The Sith Lord with Impeccably Shaved Legs
A Narrative on Depression and Anxiety
Depression is like that old friend that has never left my house, is eating all my food, and refuses to contribute to maintaining the upkeep of this vessel we both share (such as showering). But, that old friend has been around so long, would I know how to live life without him? I mean, I don’t really remember the times before he showed up, it’s been so long ago. I see other people around, extremely happy and content with their life, and, sometimes, I’ll say to myself, “Wow, was my life ever like that? Was I ever so content that I smiled without force? I certainly don’t remember it being that way,” but then, I’ll stop myself and think, “Is it a lot of work being that happy? It must be! I don’t have the energy for that. And what would I do if I wasn’t constantly battling the darker forces of my mind? I mean, if you think about it, I’m kind of like a Jedi on the edge of becoming a Sith Lord! Isn’t that much cooler?” And when I think these things, I know my old pal, Depression, is scared I’ve grown tired of him living rent-free in my head this long.
Depression is also fond of saying things like, “Why are we even trying when you know we aren’t going to succeed?” And “Would showering make us happy today? Of course not! That’s too much work!” So, we lay in bed, watching funny videos on YouTube that do nothing to improve anything about the situation, and staying up late because sleep is for people who need it (and, apparently, I don’t).
Anxiety is Depression’s cousin who comes over (uninvited, I might add) and proceeds to try and straighten the mess Depression has left behind, but berates me for it. But not for my benefit, for the benefit of how I am viewed by others walking around outside.
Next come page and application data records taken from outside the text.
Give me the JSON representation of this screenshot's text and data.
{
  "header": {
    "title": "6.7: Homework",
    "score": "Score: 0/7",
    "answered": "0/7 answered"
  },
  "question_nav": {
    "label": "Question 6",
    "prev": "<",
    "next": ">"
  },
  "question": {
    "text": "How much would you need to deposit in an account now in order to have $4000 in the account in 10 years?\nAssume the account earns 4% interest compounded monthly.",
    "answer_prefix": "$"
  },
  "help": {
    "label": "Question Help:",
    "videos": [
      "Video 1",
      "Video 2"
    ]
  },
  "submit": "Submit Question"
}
Thanks to Anxiety, I have finally showered, but she has also made me shave my legs too, even though it’s winter and I’m going to wear pants. “But,” she tells me, “you never know, the colder weather may suddenly end and you’ll have hairy legs and we will never be fit to be seen in public again. Everyone will talk and laugh and point...” I’ll stop there because she tends to go on and on. But she also likes to say things like, “We CANNOT be late today! This is too important,” even though it’s not that important. And things like, “You see those people over there talking... they’re talking about you. And your clothes. Your hair is a mess too.” She gets nervous about small things, like routine doctor appointments. “This is just a checkup,” I’ll tell her. “Do you know how many people find out they have cancer at checkups?!” She shakes and wiggles and then so do I, and my knee does that weird thing where it goes up and down really fast, like a rabbit hopping after it has had too much caffeine. It’s almost like we are dancing to dark, foreboding music, only we can hear and it’s a dance no one else wants to do. Definitely not the cha-cha slide.
Between these two combating forces—one that cares too little, another that cares too much—you can probably imagine how interesting my life is. But, like my depression likes to constantly remind me, it’s hard work pushing out freeloaders, and with our powers combined, I am one normal girl, turned Sith Lord, who has impeccably shaved legs (even in the winter).
Without them, I don’t think I would have been molded into who I am today, and despite all I have said here, I’m proud of the girl I am today. This girl has a college degree (though I’m a C average student), and I have a beautiful daughter who adores me. So, despite the freeloaders and their crazy cousin, I’m doing just fine.
Until next time, I’ve got to go shave my legs.